**Task goal:** Give the entries again exactly, without pictures.

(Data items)
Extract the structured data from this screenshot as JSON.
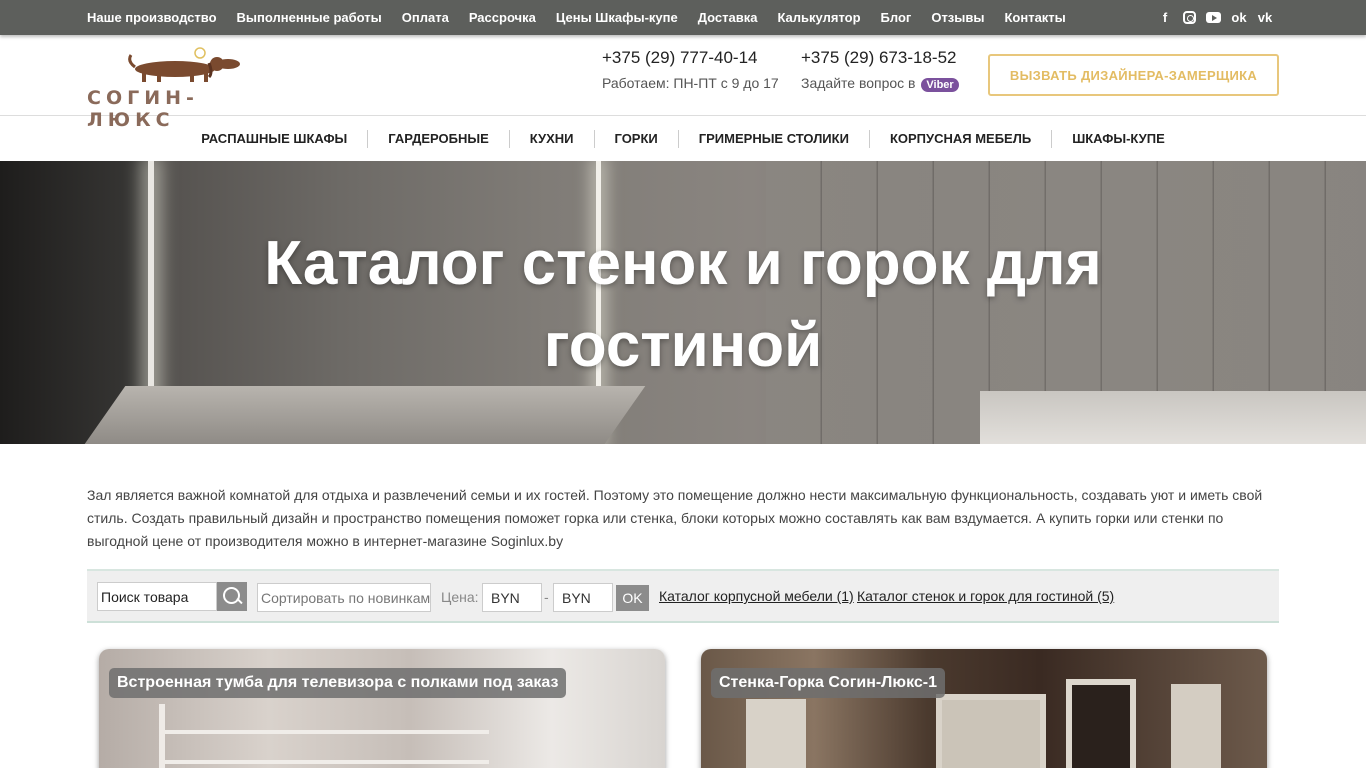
{
  "topnav": {
    "items": [
      "Наше производство",
      "Выполненные работы",
      "Оплата",
      "Рассрочка",
      "Цены Шкафы-купе",
      "Доставка",
      "Калькулятор",
      "Блог",
      "Отзывы",
      "Контакты"
    ],
    "social_icons": [
      "facebook-icon",
      "instagram-icon",
      "youtube-icon",
      "odnoklassniki-icon",
      "vk-icon"
    ],
    "social_glyphs": {
      "facebook": "f",
      "odnoklassniki": "ok",
      "vk": "vk"
    }
  },
  "header": {
    "logo_text": "СОГИН-ЛЮКС",
    "phone1": "+375 (29) 777-40-14",
    "phone1_sub": "Работаем: ПН-ПТ с 9 до 17",
    "phone2": "+375 (29) 673-18-52",
    "phone2_sub": "Задайте вопрос в",
    "viber_label": "Viber",
    "cta_label": "ВЫЗВАТЬ ДИЗАЙНЕРА-ЗАМЕРЩИКА"
  },
  "catnav": {
    "items": [
      "РАСПАШНЫЕ ШКАФЫ",
      "ГАРДЕРОБНЫЕ",
      "КУХНИ",
      "ГОРКИ",
      "ГРИМЕРНЫЕ СТОЛИКИ",
      "КОРПУСНАЯ МЕБЕЛЬ",
      "ШКАФЫ-КУПЕ"
    ]
  },
  "hero": {
    "title_line1": "Каталог стенок и горок для",
    "title_line2": "гостиной"
  },
  "intro": {
    "text": "Зал является важной комнатой для отдыха и развлечений семьи и их гостей. Поэтому это помещение должно нести максимальную функциональность, создавать уют и иметь свой стиль. Создать правильный дизайн и пространство помещения поможет горка или стенка, блоки которых можно составлять как вам вздумается. А купить горки или стенки по выгодной цене от производителя можно в интернет-магазине Soginlux.by"
  },
  "filter": {
    "search_value": "Поиск товара",
    "sort_value": "Сортировать по новинкам",
    "price_label": "Цена:",
    "currency_from": "BYN",
    "currency_to": "BYN",
    "dash": "-",
    "ok_label": "OK",
    "category1": "Каталог корпусной мебели (1)",
    "category2": "Каталог стенок и горок для гостиной (5)"
  },
  "products": [
    {
      "name": "Встроенная тумба для телевизора с полками под заказ"
    },
    {
      "name": "Стенка-Горка Согин-Люкс-1"
    }
  ],
  "colors": {
    "topbar": "#5d5f5c",
    "cta": "#e3bc63",
    "viber": "#7b519d",
    "filter_bg": "#efefef"
  }
}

**Written reply:**
Extract the structured data from this screenshot as JSON.
{
  "topnav": {
    "items": [
      "Наше производство",
      "Выполненные работы",
      "Оплата",
      "Рассрочка",
      "Цены Шкафы-купе",
      "Доставка",
      "Калькулятор",
      "Блог",
      "Отзывы",
      "Контакты"
    ],
    "social_icons": [
      "facebook-icon",
      "instagram-icon",
      "youtube-icon",
      "odnoklassniki-icon",
      "vk-icon"
    ],
    "social_glyphs": {
      "facebook": "f",
      "odnoklassniki": "ok",
      "vk": "vk"
    }
  },
  "header": {
    "logo_text": "СОГИН-ЛЮКС",
    "phone1": "+375 (29) 777-40-14",
    "phone1_sub": "Работаем: ПН-ПТ с 9 до 17",
    "phone2": "+375 (29) 673-18-52",
    "phone2_sub": "Задайте вопрос в",
    "viber_label": "Viber",
    "cta_label": "ВЫЗВАТЬ ДИЗАЙНЕРА-ЗАМЕРЩИКА"
  },
  "catnav": {
    "items": [
      "РАСПАШНЫЕ ШКАФЫ",
      "ГАРДЕРОБНЫЕ",
      "КУХНИ",
      "ГОРКИ",
      "ГРИМЕРНЫЕ СТОЛИКИ",
      "КОРПУСНАЯ МЕБЕЛЬ",
      "ШКАФЫ-КУПЕ"
    ]
  },
  "hero": {
    "title_line1": "Каталог стенок и горок для",
    "title_line2": "гостиной"
  },
  "intro": {
    "text": "Зал является важной комнатой для отдыха и развлечений семьи и их гостей. Поэтому это помещение должно нести максимальную функциональность, создавать уют и иметь свой стиль. Создать правильный дизайн и пространство помещения поможет горка или стенка, блоки которых можно составлять как вам вздумается. А купить горки или стенки по выгодной цене от производителя можно в интернет-магазине Soginlux.by"
  },
  "filter": {
    "search_value": "Поиск товара",
    "sort_value": "Сортировать по новинкам",
    "price_label": "Цена:",
    "currency_from": "BYN",
    "currency_to": "BYN",
    "dash": "-",
    "ok_label": "OK",
    "category1": "Каталог корпусной мебели (1)",
    "category2": "Каталог стенок и горок для гостиной (5)"
  },
  "products": [
    {
      "name": "Встроенная тумба для телевизора с полками под заказ"
    },
    {
      "name": "Стенка-Горка Согин-Люкс-1"
    }
  ],
  "colors": {
    "topbar": "#5d5f5c",
    "cta": "#e3bc63",
    "viber": "#7b519d",
    "filter_bg": "#efefef"
  }
}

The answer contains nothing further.